Exposed End of IV Administration Sets Overlooked as Source of Microbial Colonization


In the ongoing fight against costly and potentially fatal catheter related bloodstream infections (CRBSI),new clinical data presented at the 21st annual scientific meeting of the Society for Healthcare Epidemiology of America (SHEA) demonstrates that both the exposed end of IV administration sets (male luers) and catheter luer access valves are colonized by the microbes that cause CRBSI. DualCap from Catheter Connections disinfects and protects male luers and luer access valves.

In the study led by Bert K. Lopansri, MD, of Loyola University Medical Center and Hines VA Hospital, researchers conducted microbiology examinations of male luers and luer access valves collected from five intensive care units located within one hospital. Not only were male luers and luer access valves colonized by microbes, the male luers were colonized at a greater frequency (37 percent) than the luer access valves (24 percent). The researchers also found significant cross-contamination, where the same microbes colonized on the male luer were also found colonized on the luer access valve, as well as in the patients blood. Surprisingly, how well the nursing staff complied with the hospitals policy for periodically replacing used luer access valves with new valves was not associated with reduced colonization rates. The authors concluded that colonization of the male luer can potentially introduce organisms into the fluid path inside of the luer access valve.
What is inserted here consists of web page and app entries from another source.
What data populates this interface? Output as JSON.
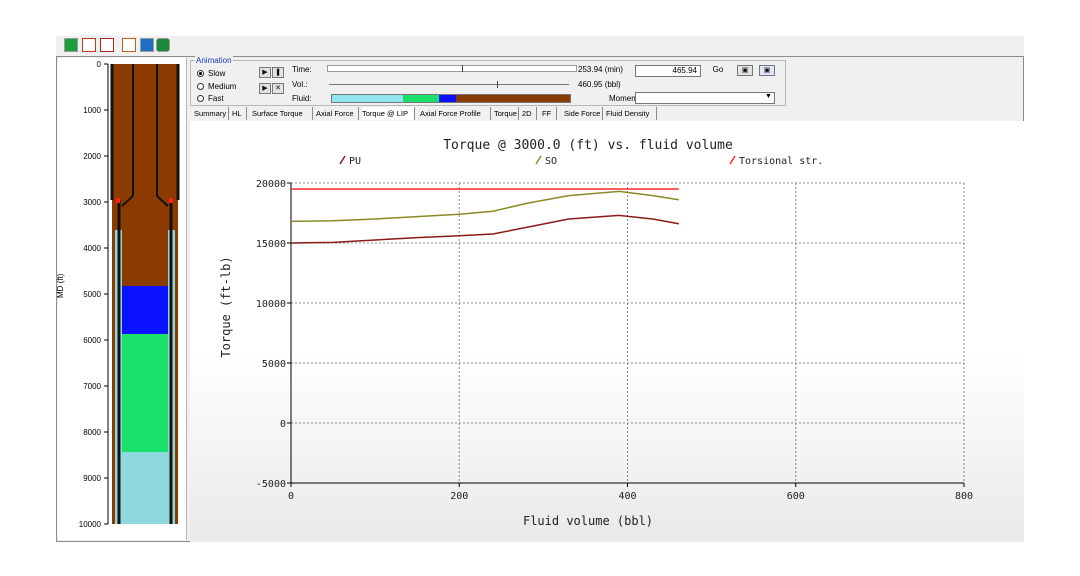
{
  "toolbar": {
    "buttons": [
      "back-icon",
      "report-icon",
      "graph-icon",
      "units-icon",
      "screen-icon",
      "export-icon"
    ]
  },
  "well_panel": {
    "axis_label": "MD (ft)",
    "depth_ticks": [
      "0",
      "1000",
      "2000",
      "3000",
      "4000",
      "5000",
      "6000",
      "7000",
      "8000",
      "9000",
      "10000"
    ],
    "colors": {
      "mud": "#8b3a00",
      "annulus_fluid": "#8fd8de",
      "spacer": "#0a12ff",
      "cement": "#19e06a",
      "pipe": "#111111",
      "marker": "#ff2020"
    }
  },
  "animation": {
    "group_label": "Animation",
    "speeds": [
      {
        "label": "Slow",
        "selected": true
      },
      {
        "label": "Medium",
        "selected": false
      },
      {
        "label": "Fast",
        "selected": false
      }
    ],
    "time_label": "Time:",
    "time_value": "253.94 (min)",
    "vol_label": "Vol.:",
    "vol_value": "460.95 (bbl)",
    "fluid_label": "Fluid:",
    "fluid_colors": [
      "#8fe6ee",
      "#19e06a",
      "#0a12ff",
      "#8b3a00"
    ],
    "goto_value": "465.94",
    "go_label": "Go",
    "moment_label": "Moment:",
    "moment_value": ""
  },
  "tabs": [
    {
      "label": "Summary",
      "active": false
    },
    {
      "label": "HL",
      "active": false
    },
    {
      "label": "Surface Torque",
      "active": false
    },
    {
      "label": "Axial Force",
      "active": false
    },
    {
      "label": "Torque @ LIP",
      "active": true
    },
    {
      "label": "Axial Force Profile",
      "active": false
    },
    {
      "label": "Torque",
      "active": false
    },
    {
      "label": "2D",
      "active": false
    },
    {
      "label": "FF",
      "active": false
    },
    {
      "label": "Side Force",
      "active": false
    },
    {
      "label": "Fluid Density",
      "active": false
    }
  ],
  "chart_data": {
    "type": "line",
    "title": "Torque @ 3000.0 (ft) vs. fluid volume",
    "xlabel": "Fluid volume (bbl)",
    "ylabel": "Torque (ft-lb)",
    "xlim": [
      0,
      800
    ],
    "ylim": [
      -5000,
      20000
    ],
    "xticks": [
      0,
      200,
      400,
      600,
      800
    ],
    "yticks": [
      20000,
      15000,
      10000,
      5000,
      0,
      -5000
    ],
    "grid": true,
    "legend": "top",
    "series": [
      {
        "name": "PU",
        "color": "#8b1a1a",
        "x": [
          0,
          50,
          100,
          150,
          200,
          240,
          280,
          330,
          390,
          430,
          461
        ],
        "y": [
          15000,
          15050,
          15250,
          15450,
          15600,
          15750,
          16300,
          17000,
          17300,
          17000,
          16600
        ]
      },
      {
        "name": "SO",
        "color": "#8a8a25",
        "x": [
          0,
          50,
          100,
          150,
          200,
          240,
          280,
          330,
          390,
          430,
          461
        ],
        "y": [
          16800,
          16850,
          17000,
          17200,
          17400,
          17650,
          18300,
          18950,
          19300,
          18950,
          18600
        ]
      },
      {
        "name": "Torsional str.",
        "color": "#ff2a2a",
        "x": [
          0,
          461
        ],
        "y": [
          19500,
          19500
        ]
      }
    ]
  }
}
During infusion therapy, fluid is delivered to the patient by inserting the male luer at the end of an IV administration set into a luer access valve attached to the patients catheter. Therefore, the risk of cross-contamination exists between these two connectors. While luer access valves can be disinfected by swabbing with an antiseptic, male luers cannot be disinfected by swabbing as the antiseptic will enter the fluid path of the IV administration set and potentially into the patients bloodstream.

"Preventing microbes from migrating into catheters is essential for reducing CRBSI but current practice focuses only on disinfecting luer access valves," says Vicki Farrar, CEO of Catheter Connections. "Dr. Lopansris research proves that luer access valves are only part of the problem. Male luers can no longer be overlooked as an infection source. Our founders believed that male luer contamination was a significant and overlooked problem and that is why we developed DualCap, the only disinfecting cap that can safely disinfect and protect both male luers and luer access valves."
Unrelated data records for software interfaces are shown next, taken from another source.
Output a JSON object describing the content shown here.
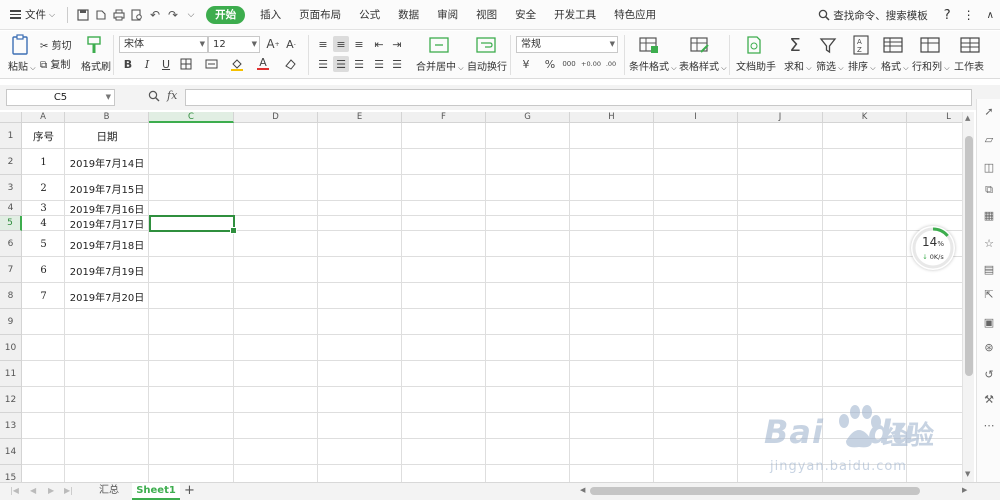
{
  "menubar": {
    "file_label": "文件",
    "tabs": [
      "开始",
      "插入",
      "页面布局",
      "公式",
      "数据",
      "审阅",
      "视图",
      "安全",
      "开发工具",
      "特色应用"
    ],
    "active_tab": "开始",
    "search_label": "查找命令、搜索模板",
    "help": "?",
    "more": "⋮",
    "collapse": "∧"
  },
  "ribbon": {
    "paste": "粘贴",
    "cut": "剪切",
    "copy": "复制",
    "format_painter": "格式刷",
    "font_name": "宋体",
    "font_size": "12",
    "bold": "B",
    "italic": "I",
    "underline": "U",
    "font_color_glyph": "A",
    "merge_center": "合并居中",
    "wrap_text": "自动换行",
    "number_format": "常规",
    "percent": "%",
    "thousands": "000",
    "inc_decimal": "+0.00",
    "dec_decimal": ".00",
    "conditional_format": "条件格式",
    "table_style": "表格样式",
    "doc_helper": "文档助手",
    "sum": "求和",
    "filter": "筛选",
    "sort": "排序",
    "format": "格式",
    "row_col": "行和列",
    "worksheet": "工作表"
  },
  "formula_bar": {
    "cell_ref": "C5",
    "fx": "fx",
    "formula": ""
  },
  "grid": {
    "columns": [
      "A",
      "B",
      "C",
      "D",
      "E",
      "F",
      "G",
      "H",
      "I",
      "J",
      "K",
      "L"
    ],
    "selected_column": "C",
    "selected_row": "5",
    "rows": [
      "1",
      "2",
      "3",
      "4",
      "5",
      "6",
      "7",
      "8",
      "9",
      "10",
      "11",
      "12",
      "13",
      "14",
      "15"
    ],
    "header_a": "序号",
    "header_b": "日期",
    "records": [
      {
        "num": "1",
        "date": "2019年7月14日"
      },
      {
        "num": "2",
        "date": "2019年7月15日"
      },
      {
        "num": "3",
        "date": "2019年7月16日"
      },
      {
        "num": "4",
        "date": "2019年7月17日"
      },
      {
        "num": "5",
        "date": "2019年7月18日"
      },
      {
        "num": "6",
        "date": "2019年7月19日"
      },
      {
        "num": "7",
        "date": "2019年7月20日"
      }
    ]
  },
  "network_widget": {
    "percent": "14",
    "percent_sign": "%",
    "speed": "0K/s",
    "progress": 0.14
  },
  "sheets": {
    "tabs": [
      "汇总",
      "Sheet1"
    ],
    "active": "Sheet1",
    "add": "+"
  },
  "watermark": {
    "brand_latin": "Bai",
    "brand_latin_2": "du",
    "brand_cn": "经验",
    "url": "jingyan.baidu.com"
  },
  "colors": {
    "accent": "#3dad4e",
    "selection": "#2f8f3e",
    "gridline": "#dedede"
  }
}
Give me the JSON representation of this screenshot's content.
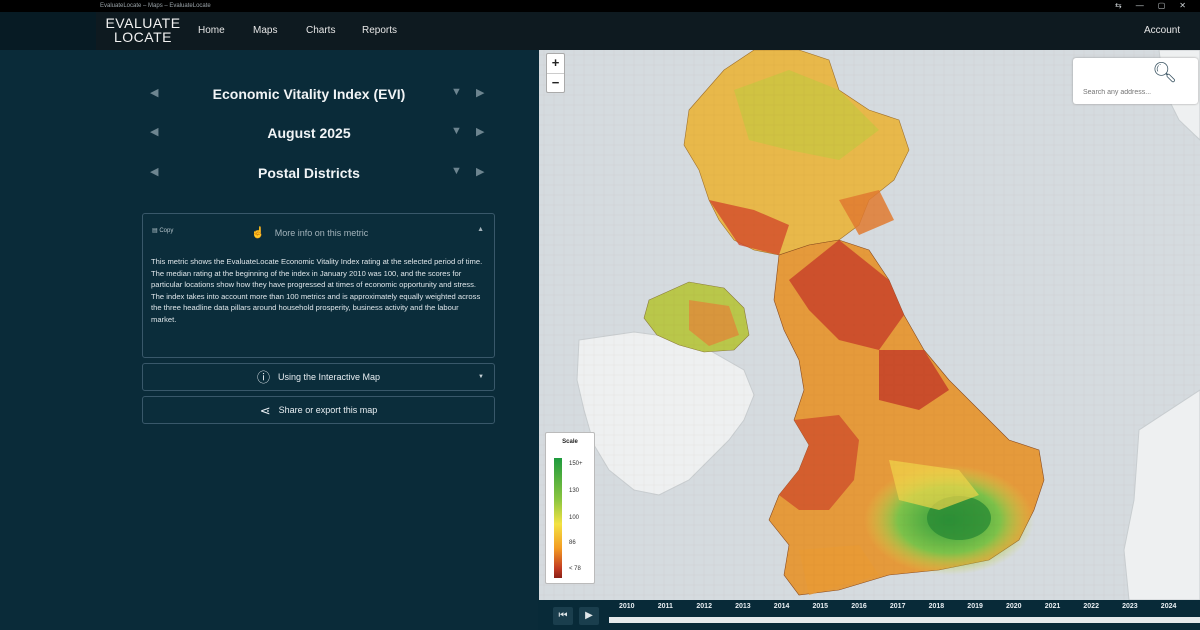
{
  "window": {
    "title": "EvaluateLocate – Maps – EvaluateLocate"
  },
  "nav": {
    "logo_line1": "EVALUATE",
    "logo_line2": "LOCATE",
    "links": [
      "Home",
      "Maps",
      "Charts",
      "Reports"
    ],
    "account": "Account"
  },
  "selectors": {
    "metric": "Economic Vitality Index (EVI)",
    "period": "August 2025",
    "geography": "Postal Districts"
  },
  "info": {
    "copy_label": "Copy",
    "more_info_label": "More info on this metric",
    "description": "This metric shows the EvaluateLocate Economic Vitality Index rating at the selected period of time. The median rating at the beginning of the index in January 2010 was 100, and the scores for particular locations show how they have progressed at times of economic opportunity and stress. The index takes into account more than 100 metrics and is approximately equally weighted across the three headline data pillars around household prosperity, business activity and the labour market."
  },
  "buttons": {
    "interactive_map": "Using the Interactive Map",
    "share": "Share or export this map"
  },
  "map": {
    "search_placeholder": "Search any address...",
    "legend": {
      "title": "Scale",
      "ticks": [
        "150+",
        "130",
        "100",
        "86",
        "< 78"
      ]
    }
  },
  "timeline": {
    "years": [
      "2010",
      "2011",
      "2012",
      "2013",
      "2014",
      "2015",
      "2016",
      "2017",
      "2018",
      "2019",
      "2020",
      "2021",
      "2022",
      "2023",
      "2024"
    ]
  },
  "colors": {
    "sidebar_bg": "#0a2b39",
    "nav_bg": "#0e1a20",
    "sea": "#d5dbdf",
    "land_grey": "#eef0f1",
    "evi_high": "#2e9a3e",
    "evi_mid": "#f3d34a",
    "evi_low": "#c2352a"
  }
}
DualCap is a disposable, single-use device containing two caps one for the IV administration set male luer and one for the luer access valve. Each cap contains 70 percent isopropyl alcohol (IPA) and a patent pending delivery system that keeps IPA out of the fluid path. The caps disinfect the male luer and the luer access valve and keep each connector capped and protected from contamination whenever the IV administration set is disconnected from the patients catheter. Clinicians now have a quick and easy way to protect patients from contaminated IV administration set male luers and luer access valves.

CRBSI are a major healthcare concern. Approximately 500,000 cases of CRBSI occur in the U.S. each year. The CDC estimates that up to 25 percent of patients with CRBSI will die. As a result, the CDC and U.S. Department of Health and Human Services continue to vigorously campaign to reduce the frequency of CRBSI. Furthermore, the Centers for Medicare and Medicaid Services (CMS) no longer reimburse healthcare facilities for treating CRBSI.
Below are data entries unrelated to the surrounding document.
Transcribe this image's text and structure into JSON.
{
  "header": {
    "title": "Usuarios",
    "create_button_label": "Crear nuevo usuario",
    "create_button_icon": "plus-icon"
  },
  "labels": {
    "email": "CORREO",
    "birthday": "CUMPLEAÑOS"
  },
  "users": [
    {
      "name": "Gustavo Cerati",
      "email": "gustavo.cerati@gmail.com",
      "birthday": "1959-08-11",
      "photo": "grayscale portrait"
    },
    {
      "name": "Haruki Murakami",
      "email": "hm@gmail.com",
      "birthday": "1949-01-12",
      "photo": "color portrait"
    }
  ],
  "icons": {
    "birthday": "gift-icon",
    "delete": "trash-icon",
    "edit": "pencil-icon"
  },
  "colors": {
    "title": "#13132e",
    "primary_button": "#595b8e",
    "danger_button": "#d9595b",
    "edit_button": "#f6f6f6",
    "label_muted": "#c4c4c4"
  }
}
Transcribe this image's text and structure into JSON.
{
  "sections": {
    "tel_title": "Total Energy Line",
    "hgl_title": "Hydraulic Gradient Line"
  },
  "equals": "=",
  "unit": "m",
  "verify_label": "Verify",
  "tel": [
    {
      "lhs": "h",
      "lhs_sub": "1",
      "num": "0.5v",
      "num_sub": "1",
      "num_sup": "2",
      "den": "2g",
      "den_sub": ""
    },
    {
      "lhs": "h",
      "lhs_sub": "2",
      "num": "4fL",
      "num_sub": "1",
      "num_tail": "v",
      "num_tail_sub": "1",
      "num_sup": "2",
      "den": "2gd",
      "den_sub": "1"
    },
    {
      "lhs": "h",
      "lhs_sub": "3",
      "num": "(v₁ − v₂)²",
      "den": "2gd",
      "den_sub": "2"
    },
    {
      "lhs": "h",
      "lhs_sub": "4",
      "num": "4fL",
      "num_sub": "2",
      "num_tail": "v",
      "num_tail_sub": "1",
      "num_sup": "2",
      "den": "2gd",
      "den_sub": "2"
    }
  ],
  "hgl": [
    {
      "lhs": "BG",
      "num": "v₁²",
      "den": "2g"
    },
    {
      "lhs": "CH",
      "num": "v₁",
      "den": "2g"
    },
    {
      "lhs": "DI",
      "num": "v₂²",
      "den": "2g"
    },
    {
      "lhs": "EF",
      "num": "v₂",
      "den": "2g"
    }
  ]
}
Related Videos
Shelley Summerlin-Long, MPH, MSW, BSN, RN, senior quality improvement leader, infection prevention, UNC Medical Center, Chapel Hill, North Carolina
Infection Control Today Infection Intel: Staying Ahead with Company updates and product Innovations.
An eye instrument holding an intraocular lens for cataract surgery. How to clean and sterilize it appropriately?   (Adobe Stock 417326809By Mohammed)
Christopher Reid, PhD  (Photo courtesy of Christopher Reid, PhD)
Paper with words antimicrobial resistance (AMR) and glasses.   (Adobe Stock 126570978 by Vitalii Vodolazskyi)
3D illustration: Candida auris   (Adobe Stock 635576411 By Niamh )
 MIS-C (Adobe Stock 350657530 by Bernard Chantal)
Set of white bottles with cleaning liquids on the white background. (Adobe Stock 6338071172112 by zolnierek)
Medical investigators going over data. (AdobeStock 589197902 by Wasan)
Related Content